A small trench located in the base of a fireplace used as a receptacle for ashes.
A band of steel that is secured to the bond beam. An anchor is critical in securing a chimney to the rest of the house and will provide support for both in the event of any kind of natural disaster.
A byproduct of burning wood that is both odorless and colorless. Carbon monoxide is toxic to humans if inhaled in high concentrations.
An outer barrier or cover for a manufactured Class-A chimney that is used for aesthetic purposes to hide the chimney from plain view.
One or more vertical passageways that are used to emit toxic gases from a fireplace, stove, boiler or furnace.
: A cover that is installed on top of a chimney that allows the proper ventilation of gases into the atmosphere but prevents the intrusion of water, leaves, branches, animals or other debris into the chimney.
A fire that occurs due to the ignition of creosote along a chimney’s inner wall. A fire hazard exists if a quarter of an inch of or more of creosote is present.
A highly combustible material that is a by-product of burning wood or coal which builds up on the inner wall of a chimney over time. Creosote is black or dark brown in color and usually has the texture of tar or even glass.
The sloped, concrete top of a chimney that prevents the buildup of water around the opening. A crown also acts as a separator between a flue liner and the inner wall of a chimney.
A retractable plate located at the throat of a chimney. When a chimney is not in use the damper is typically left closed in order to impede the flow of air into a chimney thereby conserving energy. When a chimney is in use, the damper is left open to ensure the hazardous gases associated with a chimney are safely emitted.
Area located in the opening of a chimney where wood is placed for burning.
Sheet metal that is placed in the area where the roof and chimney meet. Flashing is used to form a tight seal between the roof and chimney for the purpose of keeping rainwater or any other moisture from leaking under the roof.
The passage in a chimney through which all gases are vented into the atmosphere.
A metal tube that is inserted in the chimney to protect the inner chimney wall and the rest of a home from the hazardous gases associated with incomplete combustion of carbon. A flue liner is typically installed in older homes that may have gases leaking out of the chimney and into the house before being vented from the flue.
A raised metal grid where wood is placed in the firebox to prevent the fire from having direct contact with the hearth.
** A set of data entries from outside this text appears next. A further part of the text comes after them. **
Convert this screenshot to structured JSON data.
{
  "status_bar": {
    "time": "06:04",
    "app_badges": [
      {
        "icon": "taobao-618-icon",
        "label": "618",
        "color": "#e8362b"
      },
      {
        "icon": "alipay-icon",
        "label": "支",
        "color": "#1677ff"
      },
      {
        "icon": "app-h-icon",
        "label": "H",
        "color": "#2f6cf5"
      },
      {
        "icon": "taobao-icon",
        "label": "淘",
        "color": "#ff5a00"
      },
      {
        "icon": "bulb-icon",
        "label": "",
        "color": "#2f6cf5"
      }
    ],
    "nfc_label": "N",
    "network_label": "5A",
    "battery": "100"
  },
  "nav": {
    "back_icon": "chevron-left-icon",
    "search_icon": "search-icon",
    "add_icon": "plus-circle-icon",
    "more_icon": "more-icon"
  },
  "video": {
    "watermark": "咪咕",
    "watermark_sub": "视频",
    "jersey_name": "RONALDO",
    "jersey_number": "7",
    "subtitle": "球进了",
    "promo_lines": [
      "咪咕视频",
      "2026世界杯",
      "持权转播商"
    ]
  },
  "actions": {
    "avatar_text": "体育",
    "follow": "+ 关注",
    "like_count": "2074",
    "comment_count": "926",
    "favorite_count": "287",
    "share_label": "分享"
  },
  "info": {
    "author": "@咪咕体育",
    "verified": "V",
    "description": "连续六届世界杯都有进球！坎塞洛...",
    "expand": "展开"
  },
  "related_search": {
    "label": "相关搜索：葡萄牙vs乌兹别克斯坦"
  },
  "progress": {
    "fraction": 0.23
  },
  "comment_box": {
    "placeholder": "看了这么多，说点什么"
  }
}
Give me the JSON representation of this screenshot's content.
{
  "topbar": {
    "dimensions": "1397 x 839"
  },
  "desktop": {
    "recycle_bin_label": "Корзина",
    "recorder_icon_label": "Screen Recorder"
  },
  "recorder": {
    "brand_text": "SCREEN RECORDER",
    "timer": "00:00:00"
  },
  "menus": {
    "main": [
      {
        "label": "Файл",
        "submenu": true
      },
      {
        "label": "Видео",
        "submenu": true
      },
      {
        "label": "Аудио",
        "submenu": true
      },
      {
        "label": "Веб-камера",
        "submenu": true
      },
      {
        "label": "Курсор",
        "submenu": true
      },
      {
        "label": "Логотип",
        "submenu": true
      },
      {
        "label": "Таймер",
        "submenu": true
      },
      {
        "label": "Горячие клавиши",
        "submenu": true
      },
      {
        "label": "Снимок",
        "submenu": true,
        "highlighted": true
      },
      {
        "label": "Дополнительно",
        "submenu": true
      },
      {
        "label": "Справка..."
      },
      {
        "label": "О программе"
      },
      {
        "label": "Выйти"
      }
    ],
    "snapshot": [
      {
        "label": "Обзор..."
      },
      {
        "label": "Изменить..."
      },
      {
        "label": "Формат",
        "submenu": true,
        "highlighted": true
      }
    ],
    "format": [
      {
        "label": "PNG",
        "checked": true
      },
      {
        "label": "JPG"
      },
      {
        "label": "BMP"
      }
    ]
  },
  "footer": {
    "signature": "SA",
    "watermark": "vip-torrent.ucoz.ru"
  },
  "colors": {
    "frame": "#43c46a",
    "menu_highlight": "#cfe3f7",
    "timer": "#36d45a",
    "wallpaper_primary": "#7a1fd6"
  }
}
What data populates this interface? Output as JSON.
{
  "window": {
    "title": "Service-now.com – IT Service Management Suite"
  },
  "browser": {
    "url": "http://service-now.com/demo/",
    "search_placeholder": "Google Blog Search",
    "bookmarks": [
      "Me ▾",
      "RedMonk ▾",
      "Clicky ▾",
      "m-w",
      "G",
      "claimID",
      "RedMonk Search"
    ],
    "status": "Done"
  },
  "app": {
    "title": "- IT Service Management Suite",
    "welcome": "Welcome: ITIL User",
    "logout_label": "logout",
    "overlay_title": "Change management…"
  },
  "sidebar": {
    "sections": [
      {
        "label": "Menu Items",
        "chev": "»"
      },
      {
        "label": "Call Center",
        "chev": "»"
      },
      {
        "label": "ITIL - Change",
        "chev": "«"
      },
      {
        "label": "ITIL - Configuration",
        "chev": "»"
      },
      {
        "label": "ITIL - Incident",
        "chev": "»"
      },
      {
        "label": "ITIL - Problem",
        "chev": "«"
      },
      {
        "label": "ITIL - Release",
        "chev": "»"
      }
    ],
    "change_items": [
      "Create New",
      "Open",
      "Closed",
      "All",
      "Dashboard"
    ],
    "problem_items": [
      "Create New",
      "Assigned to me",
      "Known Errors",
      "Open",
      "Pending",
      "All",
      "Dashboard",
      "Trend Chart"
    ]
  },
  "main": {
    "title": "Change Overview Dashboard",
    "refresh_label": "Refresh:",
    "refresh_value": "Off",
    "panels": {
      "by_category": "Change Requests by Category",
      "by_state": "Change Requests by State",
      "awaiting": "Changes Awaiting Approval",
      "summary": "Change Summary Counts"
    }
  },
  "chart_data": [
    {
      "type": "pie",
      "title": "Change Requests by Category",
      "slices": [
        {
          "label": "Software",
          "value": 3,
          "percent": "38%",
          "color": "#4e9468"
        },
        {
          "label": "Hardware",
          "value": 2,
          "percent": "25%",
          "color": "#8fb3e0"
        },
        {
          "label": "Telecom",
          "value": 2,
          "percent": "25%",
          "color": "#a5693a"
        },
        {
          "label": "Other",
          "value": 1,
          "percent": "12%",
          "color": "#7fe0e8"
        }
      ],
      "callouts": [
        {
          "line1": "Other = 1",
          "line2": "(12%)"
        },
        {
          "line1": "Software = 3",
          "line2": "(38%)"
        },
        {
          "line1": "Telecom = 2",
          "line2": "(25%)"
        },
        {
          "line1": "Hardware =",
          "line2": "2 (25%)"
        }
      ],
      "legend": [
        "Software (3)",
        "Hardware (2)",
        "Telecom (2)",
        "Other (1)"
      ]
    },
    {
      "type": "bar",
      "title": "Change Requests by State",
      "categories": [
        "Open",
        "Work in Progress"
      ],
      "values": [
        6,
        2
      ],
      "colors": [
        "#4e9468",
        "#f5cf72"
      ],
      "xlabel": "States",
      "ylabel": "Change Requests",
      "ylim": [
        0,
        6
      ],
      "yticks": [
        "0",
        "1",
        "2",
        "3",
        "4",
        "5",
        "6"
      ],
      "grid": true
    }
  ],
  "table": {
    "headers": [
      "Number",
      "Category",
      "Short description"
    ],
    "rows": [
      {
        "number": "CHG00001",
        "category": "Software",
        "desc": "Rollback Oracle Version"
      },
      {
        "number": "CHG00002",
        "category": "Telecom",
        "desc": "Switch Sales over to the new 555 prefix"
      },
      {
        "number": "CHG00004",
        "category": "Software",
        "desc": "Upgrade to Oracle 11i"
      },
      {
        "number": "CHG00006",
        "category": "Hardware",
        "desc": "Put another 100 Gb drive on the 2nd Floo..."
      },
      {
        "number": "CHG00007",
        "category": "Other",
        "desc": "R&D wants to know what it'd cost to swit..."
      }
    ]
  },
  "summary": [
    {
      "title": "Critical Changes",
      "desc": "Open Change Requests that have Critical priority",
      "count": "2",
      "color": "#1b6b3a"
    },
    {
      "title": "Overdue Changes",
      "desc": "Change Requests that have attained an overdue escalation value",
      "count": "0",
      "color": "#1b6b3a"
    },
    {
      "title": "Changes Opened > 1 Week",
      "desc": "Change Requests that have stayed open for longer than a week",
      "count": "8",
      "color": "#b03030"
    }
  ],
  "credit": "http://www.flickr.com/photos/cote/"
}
The floor of a firebox.
The area located directly outside of a firebox opening. The outer hearth is constructed of masonry of other non-combustible or heat resistant materials.
A chimney made of stone, brick, cement, or other masonry materials that are field constructed, often times at the same time the house is originally built (the most traditional type of chimney).
A mixture of mortar that is spread over the inside of a chimney to prevent gas from escaping before exiting through the flue and to repair minor cracks in a chimney.
A chemical decomposition of a fuel (usually wood) that is caused by heat, not combustion. Pyrolysis occurs when a piece of wood is placed in a fire but does not have enough oxygen to ignite. The by-product of this process is char.
Area of a chimney above the damper and smoke shelf but before the flue that compresses the gases and smoke from a fire in order to facilitate the proper escape of harmful gases out of the flue.
A flat area located behind the damper that is above the back wall of the firebox. The smoke shelf acts as a collecting place for anything that falls down the chimney and is important in stopping downdrafts.
Area of a chimney that connects the flue to the firebox. The throat is usually where a damper is placed.
A barrier of masonry or bricks that separate one flue from another in a chimney.